We may be in the midst of the long-awaited "digital" switchover, but the word itself is quickly ceasing to mean much in the world of video and high definition.

This 50-inch plasma from LG has a Freeview TV tuner inside for fetching digital TV pics, of course, but it also gives us another digital option. All hail the humble USB port, which on the 50PS7000 is capable of a fast transmission speed of 480Mbps. Is that really a big deal? Yes, because it allows the 50PS7000 to play video straight from a memory stick, and not just low quality fare - we’re talking 720p high-definition video in the new DivX HD format. (For samples go to the new DivX HD showcase pages on their webite, link below.)

Simply download and transfer to a memory stick for direct playback on the 50PS7000 – and in excellent quality (though don’t expect the fine detail and cinematic feel of a Blu-ray disc). It’s the ultimate in digital future-proofing - and no other TV manufacturer has thought of it yet.

True, some TV brands have been offering streaming from a PC for a while - something that’s conspicuous by its absence on the 50PS7000 - but these complicated systems usually fall over and fail to play at least half the media file formats stored on a PC.

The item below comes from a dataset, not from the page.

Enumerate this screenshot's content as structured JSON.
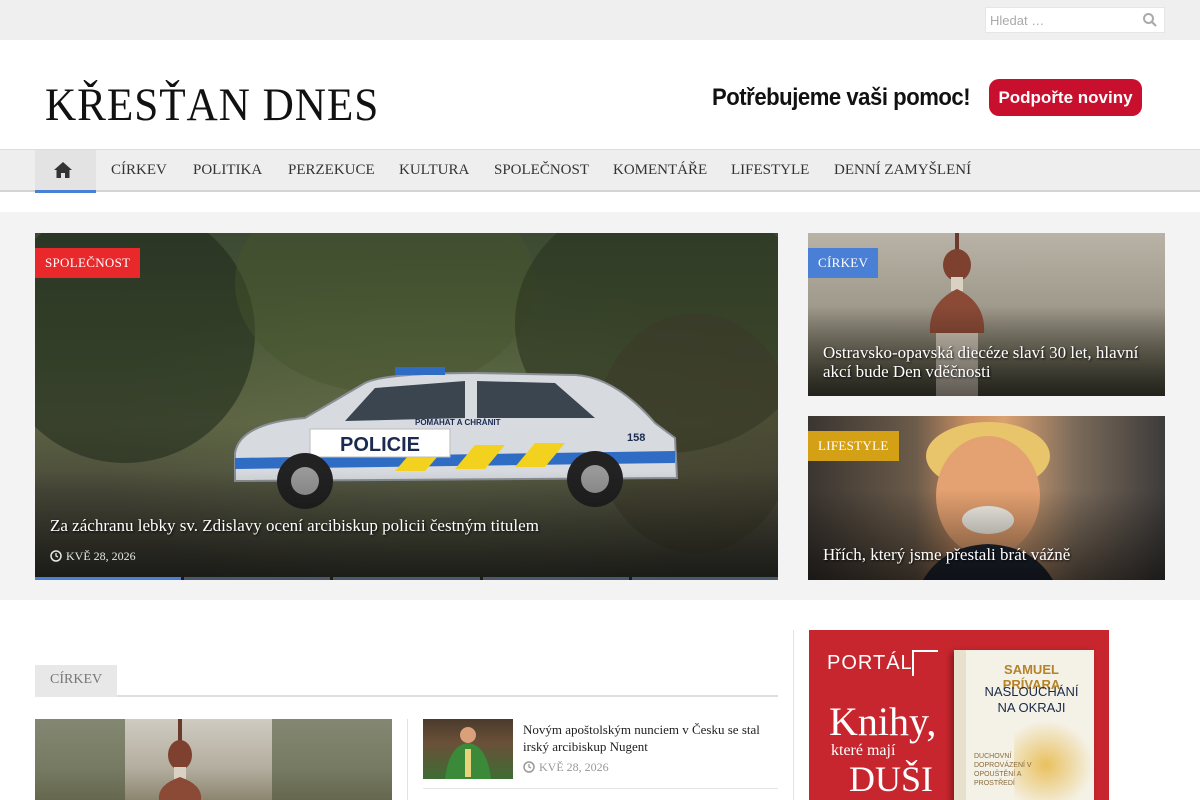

Not so the 50PS7000, whose media player can play, direct from the USB port, video files as unusual as MKV and MOV, the latter direct from iTunes, as well as MPG, AVI and DivX.

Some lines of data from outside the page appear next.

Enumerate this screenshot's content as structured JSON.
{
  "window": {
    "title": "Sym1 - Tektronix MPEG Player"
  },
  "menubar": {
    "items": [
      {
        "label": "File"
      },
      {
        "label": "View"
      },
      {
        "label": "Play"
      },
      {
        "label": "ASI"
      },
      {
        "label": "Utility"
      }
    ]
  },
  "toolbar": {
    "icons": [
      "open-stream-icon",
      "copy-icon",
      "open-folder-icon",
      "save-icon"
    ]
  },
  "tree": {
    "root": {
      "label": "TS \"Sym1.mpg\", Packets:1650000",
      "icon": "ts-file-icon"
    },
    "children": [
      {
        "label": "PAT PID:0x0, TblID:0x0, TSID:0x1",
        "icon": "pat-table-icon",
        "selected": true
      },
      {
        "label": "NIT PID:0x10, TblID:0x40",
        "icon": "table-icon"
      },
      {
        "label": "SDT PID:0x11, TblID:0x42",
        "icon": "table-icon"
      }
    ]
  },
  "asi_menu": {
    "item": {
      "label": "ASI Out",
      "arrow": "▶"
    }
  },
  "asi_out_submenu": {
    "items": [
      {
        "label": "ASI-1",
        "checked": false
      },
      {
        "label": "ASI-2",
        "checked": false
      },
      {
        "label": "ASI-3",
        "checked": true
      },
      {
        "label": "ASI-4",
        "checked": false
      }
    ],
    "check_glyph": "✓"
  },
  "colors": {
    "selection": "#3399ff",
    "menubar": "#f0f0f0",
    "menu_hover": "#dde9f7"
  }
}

What the 50PS7000 can’t play is anything from Windows, so WMV video and WMA music files are off the menu. Music is restricted to MP3 and photos to JPG, but that shouldn’t cause too many problems.
Although if the transfer of music and photos is more you’re thing, the 50PS7000 offers you something genuinely unique in the shape of Bluetooth connectivity.

Accessed via the TV’s excellent idiot-proof onscreen menu system, the system works much the same as it does on mobile phones; simply enter a passcode on your phone to send photos and MP3 files to the TV for immediate display or playback. Saved in the TV’s built-in memory, it’s then possible to start a slideshow.

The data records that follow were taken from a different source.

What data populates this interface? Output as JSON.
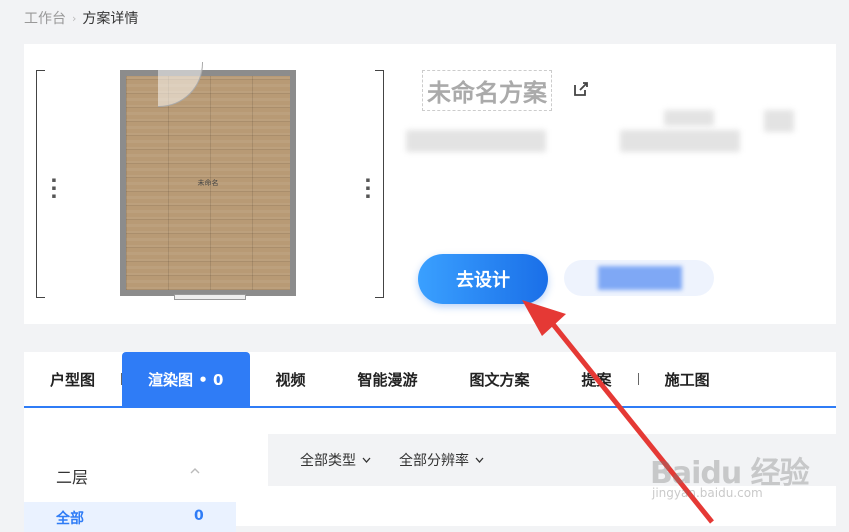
{
  "breadcrumb": {
    "root": "工作台",
    "current": "方案详情"
  },
  "plan": {
    "title": "未命名方案",
    "room_label": "未命名",
    "go_design_label": "去设计"
  },
  "tabs": [
    {
      "label": "户型图"
    },
    {
      "label": "渲染图 • 0",
      "active": true
    },
    {
      "label": "视频"
    },
    {
      "label": "智能漫游"
    },
    {
      "label": "图文方案"
    },
    {
      "label": "提案"
    },
    {
      "label": "施工图"
    }
  ],
  "sidebar": {
    "header": "二层",
    "items": [
      {
        "label": "全部",
        "count": "0"
      }
    ]
  },
  "filters": {
    "type": "全部类型",
    "resolution": "全部分辨率"
  },
  "watermark": {
    "main": "Baidu 经验",
    "sub": "jingyan.baidu.com"
  },
  "colors": {
    "accent": "#2f7cf6",
    "arrow": "#e53935"
  }
}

For all the 50PS7000’s innovations (check out its "one-pane" design that sees a sheet of glass cover both screen and frame), at its centre lies a reasonably good Full HD resolution plasma panel that does a good job across most sources. Blu-ray discs do lack the ultimate in clarity while Freeview can look noisy, but with no sign of blur, this smooth operator outguns all but high-end LCD TVs when it comes to cinematic punch.

A good dollop of contrast enables pictures to look reasonably accurate and colour is rich enough to keep things lively, though we’ve seen better - on both counts - on more expensive plasmas. It’s impossible to criticise the audio too much; a meaty sound that contains just enough bass makes this one of the few screens around that can be relied upon to deliver movie soundtracks.

Verdict

While not up there with the finest plasmas around when it comes to pictures, its digital media goodies and dependable audio make this 50-incher is worth every penny of its £1000 list price as a whole package. And with that price tag bound to drop, the 50PS7000 is worth keeping an eye out for.